= Beginning of Section =

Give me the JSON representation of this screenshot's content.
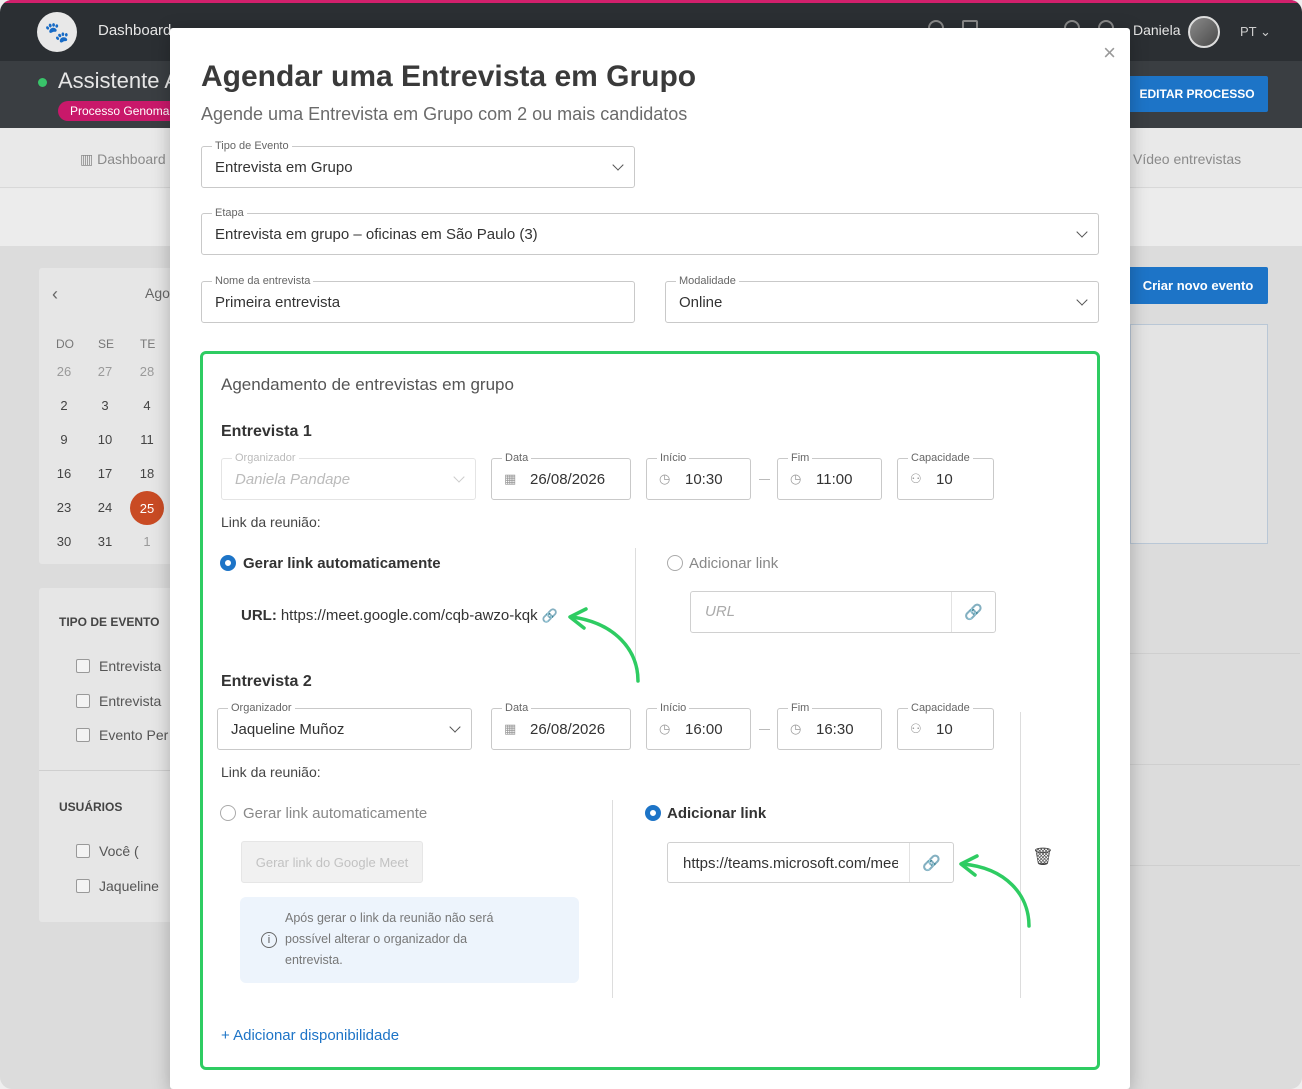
{
  "app": {
    "nav_dashboard": "Dashboard",
    "user_name": "Daniela",
    "lang": "PT",
    "page_title": "Assistente A",
    "process_badge": "Processo Genoma",
    "edit_process": "EDITAR PROCESSO",
    "tab_dashboard": "Dashboard",
    "tab_video": "Vídeo entrevistas",
    "create_event": "Criar novo evento",
    "accent_color": "#1d74c7",
    "brand_color": "#d1206c"
  },
  "calendar": {
    "month_label": "Ago",
    "weekdays": [
      "DO",
      "SE",
      "TE"
    ],
    "rows": [
      [
        "26",
        "27",
        "28"
      ],
      [
        "2",
        "3",
        "4"
      ],
      [
        "9",
        "10",
        "11"
      ],
      [
        "16",
        "17",
        "18"
      ],
      [
        "23",
        "24",
        "25"
      ],
      [
        "30",
        "31",
        "1"
      ]
    ],
    "today": "25"
  },
  "filters": {
    "event_type_title": "TIPO DE EVENTO",
    "event_types": [
      "Entrevista",
      "Entrevista",
      "Evento Per"
    ],
    "users_title": "USUÁRIOS",
    "users": [
      "Você (",
      "Jaqueline"
    ]
  },
  "modal": {
    "title": "Agendar uma Entrevista em Grupo",
    "subtitle": "Agende uma Entrevista em Grupo com 2 ou mais candidatos",
    "event_type_label": "Tipo de Evento",
    "event_type_value": "Entrevista em Grupo",
    "stage_label": "Etapa",
    "stage_value": "Entrevista em grupo – oficinas em São Paulo (3)",
    "interview_name_label": "Nome da entrevista",
    "interview_name_value": "Primeira entrevista",
    "modality_label": "Modalidade",
    "modality_value": "Online",
    "group_section_title": "Agendamento de entrevistas em grupo",
    "add_availability": "+ Adicionar disponibilidade",
    "highlight_color": "#2ecc62"
  },
  "labels": {
    "organizer": "Organizador",
    "date": "Data",
    "start": "Início",
    "end": "Fim",
    "capacity": "Capacidade",
    "meeting_link": "Link da reunião:",
    "auto_link": "Gerar link automaticamente",
    "add_link": "Adicionar link",
    "url_label": "URL:",
    "url_placeholder": "URL",
    "gen_meet_button": "Gerar link do Google Meet",
    "info_text": "Após gerar o link da reunião não será possível alterar o organizador da entrevista."
  },
  "interviews": [
    {
      "title": "Entrevista 1",
      "organizer": "Daniela Pandape",
      "date": "26/08/2026",
      "start": "10:30",
      "end": "11:00",
      "capacity": "10",
      "link_mode": "auto",
      "url": "https://meet.google.com/cqb-awzo-kqk"
    },
    {
      "title": "Entrevista 2",
      "organizer": "Jaqueline Muñoz",
      "date": "26/08/2026",
      "start": "16:00",
      "end": "16:30",
      "capacity": "10",
      "link_mode": "manual",
      "url": "https://teams.microsoft.com/meet"
    }
  ]
}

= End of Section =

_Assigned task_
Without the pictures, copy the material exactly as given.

_Result below_
Give me the JSON representation of this screenshot's content.
{
  "app": {
    "nav_dashboard": "Dashboard",
    "user_name": "Daniela",
    "lang": "PT",
    "page_title": "Assistente A",
    "process_badge": "Processo Genoma",
    "edit_process": "EDITAR PROCESSO",
    "tab_dashboard": "Dashboard",
    "tab_video": "Vídeo entrevistas",
    "create_event": "Criar novo evento",
    "accent_color": "#1d74c7",
    "brand_color": "#d1206c"
  },
  "calendar": {
    "month_label": "Ago",
    "weekdays": [
      "DO",
      "SE",
      "TE"
    ],
    "rows": [
      [
        "26",
        "27",
        "28"
      ],
      [
        "2",
        "3",
        "4"
      ],
      [
        "9",
        "10",
        "11"
      ],
      [
        "16",
        "17",
        "18"
      ],
      [
        "23",
        "24",
        "25"
      ],
      [
        "30",
        "31",
        "1"
      ]
    ],
    "today": "25"
  },
  "filters": {
    "event_type_title": "TIPO DE EVENTO",
    "event_types": [
      "Entrevista",
      "Entrevista",
      "Evento Per"
    ],
    "users_title": "USUÁRIOS",
    "users": [
      "Você (",
      "Jaqueline"
    ]
  },
  "modal": {
    "title": "Agendar uma Entrevista em Grupo",
    "subtitle": "Agende uma Entrevista em Grupo com 2 ou mais candidatos",
    "event_type_label": "Tipo de Evento",
    "event_type_value": "Entrevista em Grupo",
    "stage_label": "Etapa",
    "stage_value": "Entrevista em grupo – oficinas em São Paulo (3)",
    "interview_name_label": "Nome da entrevista",
    "interview_name_value": "Primeira entrevista",
    "modality_label": "Modalidade",
    "modality_value": "Online",
    "group_section_title": "Agendamento de entrevistas em grupo",
    "add_availability": "+ Adicionar disponibilidade",
    "highlight_color": "#2ecc62"
  },
  "labels": {
    "organizer": "Organizador",
    "date": "Data",
    "start": "Início",
    "end": "Fim",
    "capacity": "Capacidade",
    "meeting_link": "Link da reunião:",
    "auto_link": "Gerar link automaticamente",
    "add_link": "Adicionar link",
    "url_label": "URL:",
    "url_placeholder": "URL",
    "gen_meet_button": "Gerar link do Google Meet",
    "info_text": "Após gerar o link da reunião não será possível alterar o organizador da entrevista."
  },
  "interviews": [
    {
      "title": "Entrevista 1",
      "organizer": "Daniela Pandape",
      "date": "26/08/2026",
      "start": "10:30",
      "end": "11:00",
      "capacity": "10",
      "link_mode": "auto",
      "url": "https://meet.google.com/cqb-awzo-kqk"
    },
    {
      "title": "Entrevista 2",
      "organizer": "Jaqueline Muñoz",
      "date": "26/08/2026",
      "start": "16:00",
      "end": "16:30",
      "capacity": "10",
      "link_mode": "manual",
      "url": "https://teams.microsoft.com/meet"
    }
  ]
}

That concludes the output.